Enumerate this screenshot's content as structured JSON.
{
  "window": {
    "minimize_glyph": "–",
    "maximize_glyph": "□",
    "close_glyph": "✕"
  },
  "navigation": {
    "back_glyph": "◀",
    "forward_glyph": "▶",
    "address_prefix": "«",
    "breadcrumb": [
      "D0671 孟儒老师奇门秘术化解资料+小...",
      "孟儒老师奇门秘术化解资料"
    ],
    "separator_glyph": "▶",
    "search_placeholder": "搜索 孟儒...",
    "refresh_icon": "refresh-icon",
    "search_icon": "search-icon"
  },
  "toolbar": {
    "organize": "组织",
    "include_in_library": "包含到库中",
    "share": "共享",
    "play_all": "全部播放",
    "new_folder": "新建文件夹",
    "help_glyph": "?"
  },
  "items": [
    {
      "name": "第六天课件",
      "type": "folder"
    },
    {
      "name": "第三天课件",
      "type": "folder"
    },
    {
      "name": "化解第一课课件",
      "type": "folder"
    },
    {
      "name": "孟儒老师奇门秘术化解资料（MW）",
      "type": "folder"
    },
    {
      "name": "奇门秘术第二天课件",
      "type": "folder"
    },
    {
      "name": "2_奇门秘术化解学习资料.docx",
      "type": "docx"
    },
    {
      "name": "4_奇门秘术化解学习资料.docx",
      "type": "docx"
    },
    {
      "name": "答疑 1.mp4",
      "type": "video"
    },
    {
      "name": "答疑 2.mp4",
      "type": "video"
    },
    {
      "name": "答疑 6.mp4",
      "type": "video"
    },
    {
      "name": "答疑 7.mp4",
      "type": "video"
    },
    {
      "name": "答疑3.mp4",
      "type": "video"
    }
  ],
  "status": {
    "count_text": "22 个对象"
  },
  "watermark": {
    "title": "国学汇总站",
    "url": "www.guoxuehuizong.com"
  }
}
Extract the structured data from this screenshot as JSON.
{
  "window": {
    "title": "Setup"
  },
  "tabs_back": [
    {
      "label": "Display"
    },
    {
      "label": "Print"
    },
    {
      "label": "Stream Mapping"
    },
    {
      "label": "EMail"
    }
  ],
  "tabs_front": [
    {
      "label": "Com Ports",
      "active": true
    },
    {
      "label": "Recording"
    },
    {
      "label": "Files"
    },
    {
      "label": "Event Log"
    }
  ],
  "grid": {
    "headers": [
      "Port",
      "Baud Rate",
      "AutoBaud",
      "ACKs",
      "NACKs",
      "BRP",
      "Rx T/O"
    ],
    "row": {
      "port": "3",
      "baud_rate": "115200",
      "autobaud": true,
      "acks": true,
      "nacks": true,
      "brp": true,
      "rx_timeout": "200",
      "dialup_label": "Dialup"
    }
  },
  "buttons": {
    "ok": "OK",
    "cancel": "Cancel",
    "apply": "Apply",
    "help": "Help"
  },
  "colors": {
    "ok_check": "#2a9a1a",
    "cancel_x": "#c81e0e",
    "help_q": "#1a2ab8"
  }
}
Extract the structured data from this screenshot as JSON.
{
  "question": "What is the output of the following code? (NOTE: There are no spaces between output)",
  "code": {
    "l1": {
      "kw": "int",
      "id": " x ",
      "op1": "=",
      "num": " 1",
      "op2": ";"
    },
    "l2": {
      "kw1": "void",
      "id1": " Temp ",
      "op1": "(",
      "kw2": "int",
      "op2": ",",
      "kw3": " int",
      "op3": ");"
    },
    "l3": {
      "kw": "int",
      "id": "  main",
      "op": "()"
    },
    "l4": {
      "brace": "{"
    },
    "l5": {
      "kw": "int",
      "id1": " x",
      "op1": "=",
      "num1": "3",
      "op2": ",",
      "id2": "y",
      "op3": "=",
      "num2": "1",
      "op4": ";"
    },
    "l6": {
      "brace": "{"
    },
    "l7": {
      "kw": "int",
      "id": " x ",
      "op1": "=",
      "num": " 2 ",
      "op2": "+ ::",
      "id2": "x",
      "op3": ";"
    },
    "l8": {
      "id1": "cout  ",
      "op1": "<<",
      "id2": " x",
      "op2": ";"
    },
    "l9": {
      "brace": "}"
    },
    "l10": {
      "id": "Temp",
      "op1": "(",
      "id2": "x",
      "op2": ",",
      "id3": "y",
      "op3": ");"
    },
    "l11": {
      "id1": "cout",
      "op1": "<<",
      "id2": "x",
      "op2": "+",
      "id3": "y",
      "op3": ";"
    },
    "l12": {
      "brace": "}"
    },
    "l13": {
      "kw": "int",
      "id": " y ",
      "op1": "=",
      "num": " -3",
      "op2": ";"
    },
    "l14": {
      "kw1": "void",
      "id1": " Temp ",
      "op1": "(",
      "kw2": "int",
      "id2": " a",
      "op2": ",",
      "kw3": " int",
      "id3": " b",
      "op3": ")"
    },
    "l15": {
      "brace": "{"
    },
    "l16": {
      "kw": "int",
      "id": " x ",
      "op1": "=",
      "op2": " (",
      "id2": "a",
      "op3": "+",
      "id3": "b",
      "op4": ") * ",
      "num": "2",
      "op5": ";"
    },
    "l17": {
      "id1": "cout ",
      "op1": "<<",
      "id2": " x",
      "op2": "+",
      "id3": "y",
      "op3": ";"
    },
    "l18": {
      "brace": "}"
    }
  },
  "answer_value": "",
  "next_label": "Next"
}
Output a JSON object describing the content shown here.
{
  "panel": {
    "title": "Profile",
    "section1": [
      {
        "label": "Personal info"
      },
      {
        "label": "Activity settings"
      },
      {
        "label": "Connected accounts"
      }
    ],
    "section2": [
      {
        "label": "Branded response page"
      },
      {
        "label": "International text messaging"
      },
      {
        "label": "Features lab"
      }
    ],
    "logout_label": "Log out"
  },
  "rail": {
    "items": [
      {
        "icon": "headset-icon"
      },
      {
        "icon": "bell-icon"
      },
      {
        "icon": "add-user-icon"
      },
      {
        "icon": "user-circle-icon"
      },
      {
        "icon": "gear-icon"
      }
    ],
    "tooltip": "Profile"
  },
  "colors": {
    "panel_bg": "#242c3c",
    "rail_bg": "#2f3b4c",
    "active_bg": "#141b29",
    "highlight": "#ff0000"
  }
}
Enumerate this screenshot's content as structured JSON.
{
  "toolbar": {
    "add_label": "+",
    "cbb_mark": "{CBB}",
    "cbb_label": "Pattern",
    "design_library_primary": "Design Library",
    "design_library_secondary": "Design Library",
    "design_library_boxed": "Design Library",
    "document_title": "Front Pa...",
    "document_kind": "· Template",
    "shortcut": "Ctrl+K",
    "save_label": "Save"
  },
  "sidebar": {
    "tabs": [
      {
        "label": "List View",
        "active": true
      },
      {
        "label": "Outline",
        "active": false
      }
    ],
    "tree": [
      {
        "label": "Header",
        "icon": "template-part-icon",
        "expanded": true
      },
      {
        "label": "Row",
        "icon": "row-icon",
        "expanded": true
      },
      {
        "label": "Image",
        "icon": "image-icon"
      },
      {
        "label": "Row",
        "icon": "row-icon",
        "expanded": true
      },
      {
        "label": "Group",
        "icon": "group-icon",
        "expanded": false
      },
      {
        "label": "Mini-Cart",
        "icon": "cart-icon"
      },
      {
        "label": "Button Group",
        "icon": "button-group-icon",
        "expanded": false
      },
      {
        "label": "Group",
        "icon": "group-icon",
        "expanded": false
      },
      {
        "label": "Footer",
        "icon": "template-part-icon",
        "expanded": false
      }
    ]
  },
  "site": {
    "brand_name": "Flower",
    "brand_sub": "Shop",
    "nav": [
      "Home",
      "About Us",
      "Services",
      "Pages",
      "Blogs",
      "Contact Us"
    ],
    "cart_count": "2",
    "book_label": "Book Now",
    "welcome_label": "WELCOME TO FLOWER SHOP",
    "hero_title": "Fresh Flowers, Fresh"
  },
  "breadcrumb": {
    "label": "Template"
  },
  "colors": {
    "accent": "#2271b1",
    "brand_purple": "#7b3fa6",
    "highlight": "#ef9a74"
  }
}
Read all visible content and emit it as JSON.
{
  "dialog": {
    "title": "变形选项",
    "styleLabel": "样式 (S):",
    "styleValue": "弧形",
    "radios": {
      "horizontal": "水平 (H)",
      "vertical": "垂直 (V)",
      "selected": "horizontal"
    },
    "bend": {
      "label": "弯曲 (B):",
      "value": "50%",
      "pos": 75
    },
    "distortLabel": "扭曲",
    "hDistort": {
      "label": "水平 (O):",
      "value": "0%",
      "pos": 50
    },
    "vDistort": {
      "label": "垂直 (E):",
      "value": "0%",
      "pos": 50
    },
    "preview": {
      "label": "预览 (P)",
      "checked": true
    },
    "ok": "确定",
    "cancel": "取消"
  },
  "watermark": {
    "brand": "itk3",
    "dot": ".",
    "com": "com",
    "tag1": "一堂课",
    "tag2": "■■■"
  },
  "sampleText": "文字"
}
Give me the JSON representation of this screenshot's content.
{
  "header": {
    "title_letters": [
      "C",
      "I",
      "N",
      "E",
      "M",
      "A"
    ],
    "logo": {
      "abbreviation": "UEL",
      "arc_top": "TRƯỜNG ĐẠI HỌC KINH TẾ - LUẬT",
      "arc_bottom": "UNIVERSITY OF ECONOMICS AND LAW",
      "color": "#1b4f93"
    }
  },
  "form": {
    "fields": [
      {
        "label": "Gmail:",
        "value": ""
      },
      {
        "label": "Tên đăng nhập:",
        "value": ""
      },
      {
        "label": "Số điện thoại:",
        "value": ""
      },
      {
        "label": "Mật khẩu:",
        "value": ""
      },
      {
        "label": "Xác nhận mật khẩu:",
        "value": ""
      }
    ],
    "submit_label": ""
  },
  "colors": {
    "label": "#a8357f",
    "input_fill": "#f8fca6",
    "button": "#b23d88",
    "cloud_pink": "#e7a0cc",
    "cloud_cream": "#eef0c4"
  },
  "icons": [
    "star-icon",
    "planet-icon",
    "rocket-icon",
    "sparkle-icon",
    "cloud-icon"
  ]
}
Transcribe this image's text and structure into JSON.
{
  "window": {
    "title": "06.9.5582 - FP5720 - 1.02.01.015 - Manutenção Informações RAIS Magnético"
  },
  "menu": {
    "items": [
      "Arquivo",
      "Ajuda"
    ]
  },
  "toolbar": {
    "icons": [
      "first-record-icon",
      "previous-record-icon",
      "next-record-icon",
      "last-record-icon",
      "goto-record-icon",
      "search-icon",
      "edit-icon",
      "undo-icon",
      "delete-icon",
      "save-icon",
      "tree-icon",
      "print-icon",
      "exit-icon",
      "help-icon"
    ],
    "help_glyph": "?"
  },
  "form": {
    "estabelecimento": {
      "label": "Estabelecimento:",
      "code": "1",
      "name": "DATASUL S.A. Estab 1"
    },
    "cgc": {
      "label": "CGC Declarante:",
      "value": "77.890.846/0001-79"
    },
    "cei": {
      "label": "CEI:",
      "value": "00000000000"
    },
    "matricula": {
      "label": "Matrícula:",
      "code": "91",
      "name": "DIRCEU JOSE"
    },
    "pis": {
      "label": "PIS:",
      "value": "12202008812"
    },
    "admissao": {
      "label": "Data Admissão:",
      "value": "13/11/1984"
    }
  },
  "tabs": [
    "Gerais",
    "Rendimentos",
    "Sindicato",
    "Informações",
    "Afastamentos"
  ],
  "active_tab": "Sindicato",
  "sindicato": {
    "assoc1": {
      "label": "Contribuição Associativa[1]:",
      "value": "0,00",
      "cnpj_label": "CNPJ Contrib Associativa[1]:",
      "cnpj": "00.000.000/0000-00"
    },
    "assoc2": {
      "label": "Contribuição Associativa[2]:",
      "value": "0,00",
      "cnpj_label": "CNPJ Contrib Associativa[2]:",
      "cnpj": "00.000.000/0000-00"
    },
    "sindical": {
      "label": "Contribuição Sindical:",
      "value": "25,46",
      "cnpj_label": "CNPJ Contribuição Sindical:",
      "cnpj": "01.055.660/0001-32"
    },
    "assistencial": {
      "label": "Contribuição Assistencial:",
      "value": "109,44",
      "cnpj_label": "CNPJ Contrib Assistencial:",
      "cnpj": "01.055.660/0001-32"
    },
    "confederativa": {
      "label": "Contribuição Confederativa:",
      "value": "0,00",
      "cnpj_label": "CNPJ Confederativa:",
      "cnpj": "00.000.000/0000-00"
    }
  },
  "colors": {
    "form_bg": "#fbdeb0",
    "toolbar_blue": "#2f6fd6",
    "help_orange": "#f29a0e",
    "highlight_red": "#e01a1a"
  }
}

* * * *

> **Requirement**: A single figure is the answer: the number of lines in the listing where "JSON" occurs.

> **Reply to the exercise**: 8